[Problem statement]
Report back every line in the data that includes the string "Unlimited".

[Opening Exercise inputs section]

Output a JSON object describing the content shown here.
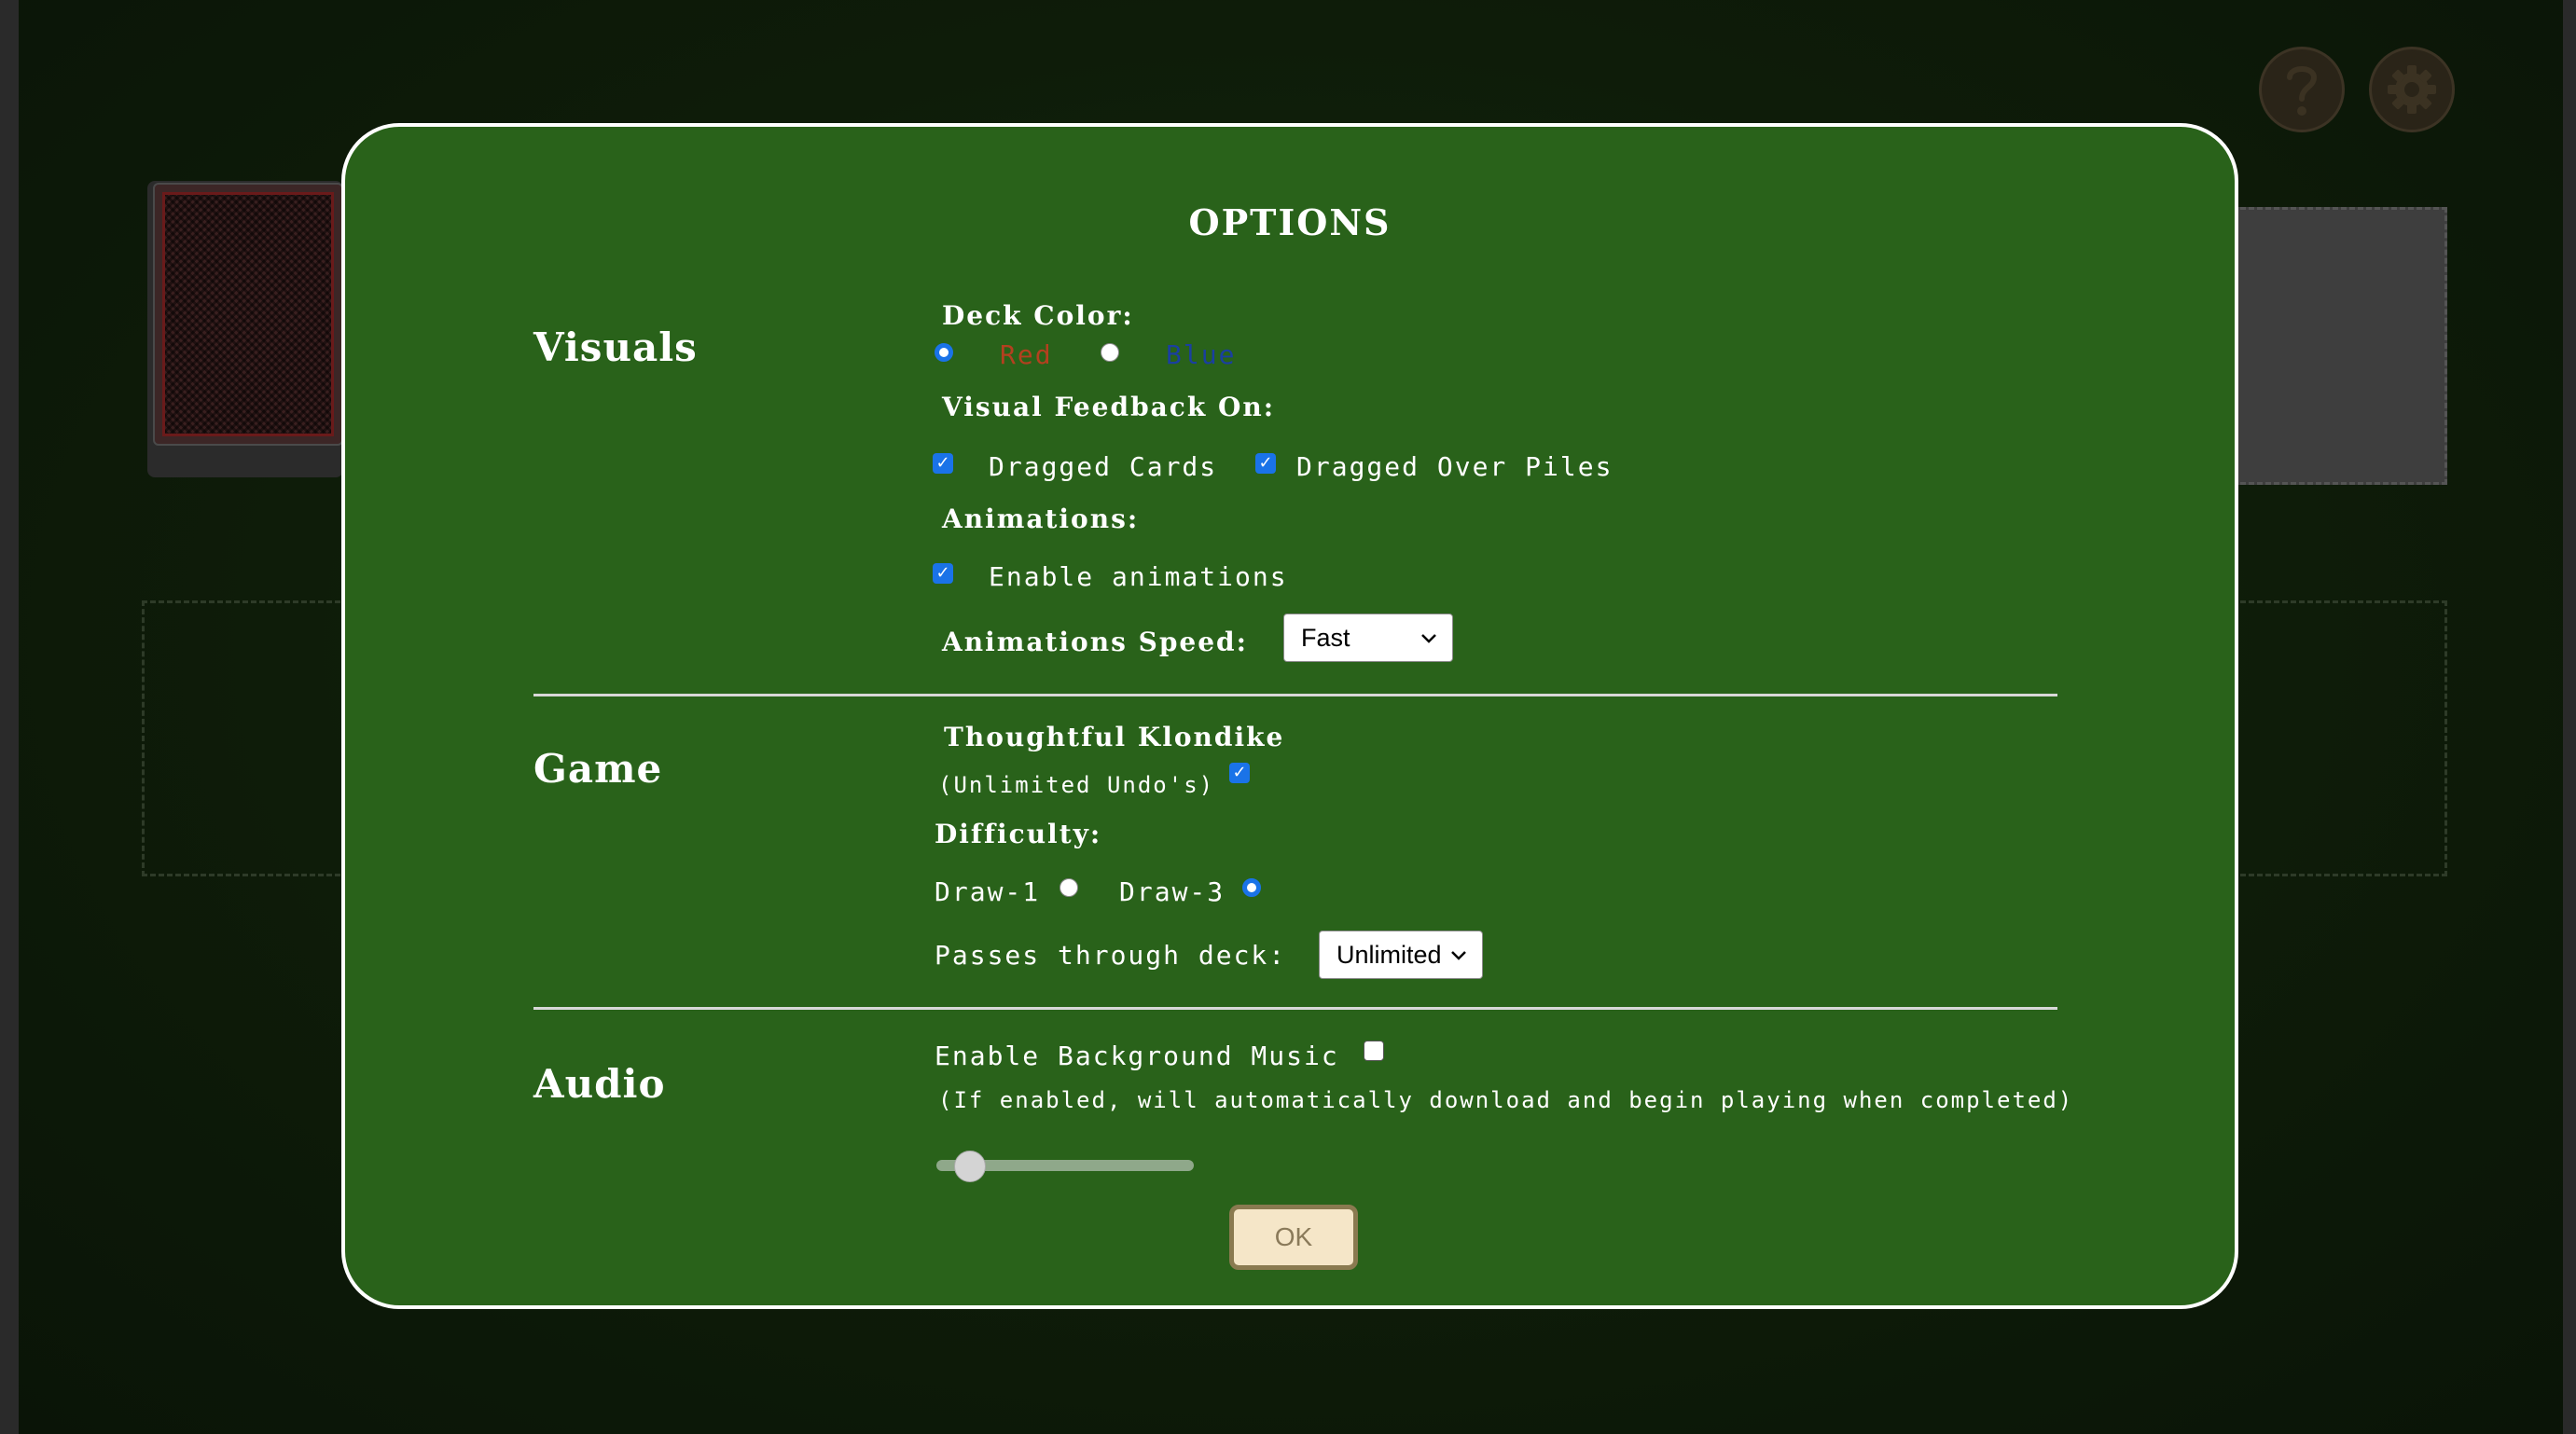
{
  "modal": {
    "title": "OPTIONS",
    "ok_label": "OK"
  },
  "visuals": {
    "section_title": "Visuals",
    "deck_color_label": "Deck Color:",
    "deck_colors": [
      {
        "label": "Red",
        "color": "#b3401f",
        "selected": true
      },
      {
        "label": "Blue",
        "color": "#1a3fa0",
        "selected": false
      }
    ],
    "visual_feedback_label": "Visual Feedback On:",
    "feedback_dragged_cards": {
      "label": "Dragged Cards",
      "checked": true
    },
    "feedback_dragged_over_piles": {
      "label": "Dragged Over Piles",
      "checked": true
    },
    "animations_label": "Animations:",
    "enable_animations": {
      "label": "Enable animations",
      "checked": true
    },
    "animations_speed_label": "Animations Speed:",
    "animations_speed_value": "Fast"
  },
  "game": {
    "section_title": "Game",
    "thoughtful_label": "Thoughtful Klondike",
    "thoughtful_sub": "(Unlimited Undo's)",
    "thoughtful_checked": true,
    "difficulty_label": "Difficulty:",
    "draw_options": [
      {
        "label": "Draw-1",
        "selected": false
      },
      {
        "label": "Draw-3",
        "selected": true
      }
    ],
    "passes_label": "Passes through deck:",
    "passes_value": "Unlimited"
  },
  "audio": {
    "section_title": "Audio",
    "music_label": "Enable Background Music",
    "music_checked": false,
    "music_note": "(If enabled, will automatically download and begin playing when completed)",
    "volume_fraction": 0.08
  },
  "icons": {
    "help": "question-mark-icon",
    "settings": "gear-icon"
  },
  "colors": {
    "modal_bg": "#29621a",
    "accent": "#1a73e8",
    "ok_bg": "#f5e6c8"
  }
}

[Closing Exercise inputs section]

[Solution to this exercise]
    "thoughtful_sub": "(Unlimited Undo's)",
    "passes_value": "Unlimited"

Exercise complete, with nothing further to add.